# Record set

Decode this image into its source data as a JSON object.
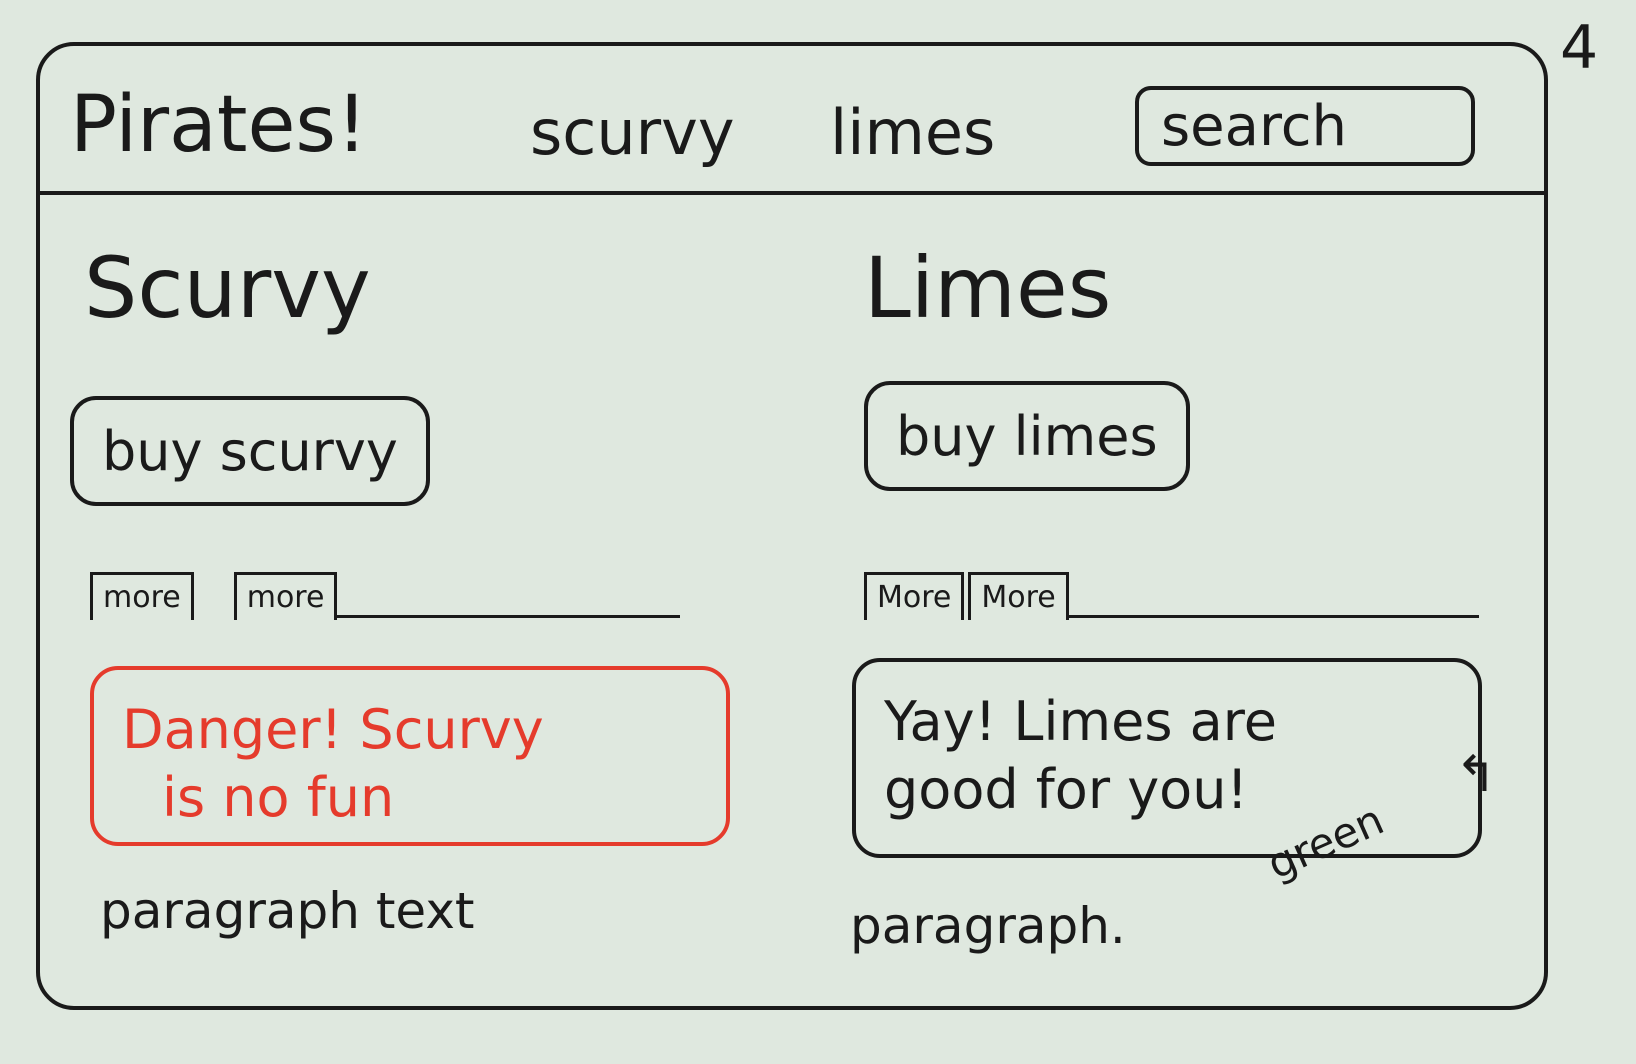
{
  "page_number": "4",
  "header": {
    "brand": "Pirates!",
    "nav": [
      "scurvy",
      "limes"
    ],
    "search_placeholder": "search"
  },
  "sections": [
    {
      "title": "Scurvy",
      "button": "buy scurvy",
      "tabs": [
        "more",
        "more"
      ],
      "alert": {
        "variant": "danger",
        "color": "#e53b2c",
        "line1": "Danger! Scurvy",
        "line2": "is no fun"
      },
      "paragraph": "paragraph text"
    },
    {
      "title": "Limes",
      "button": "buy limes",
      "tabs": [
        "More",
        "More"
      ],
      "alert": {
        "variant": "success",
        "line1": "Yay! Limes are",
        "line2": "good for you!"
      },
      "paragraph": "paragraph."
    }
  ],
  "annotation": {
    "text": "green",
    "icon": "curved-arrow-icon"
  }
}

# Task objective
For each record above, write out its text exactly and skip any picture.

# Exercise solution
Decode this image into its source data as a JSON object.
{
  "page_number": "4",
  "header": {
    "brand": "Pirates!",
    "nav": [
      "scurvy",
      "limes"
    ],
    "search_placeholder": "search"
  },
  "sections": [
    {
      "title": "Scurvy",
      "button": "buy scurvy",
      "tabs": [
        "more",
        "more"
      ],
      "alert": {
        "variant": "danger",
        "color": "#e53b2c",
        "line1": "Danger! Scurvy",
        "line2": "is no fun"
      },
      "paragraph": "paragraph text"
    },
    {
      "title": "Limes",
      "button": "buy limes",
      "tabs": [
        "More",
        "More"
      ],
      "alert": {
        "variant": "success",
        "line1": "Yay! Limes are",
        "line2": "good for you!"
      },
      "paragraph": "paragraph."
    }
  ],
  "annotation": {
    "text": "green",
    "icon": "curved-arrow-icon"
  }
}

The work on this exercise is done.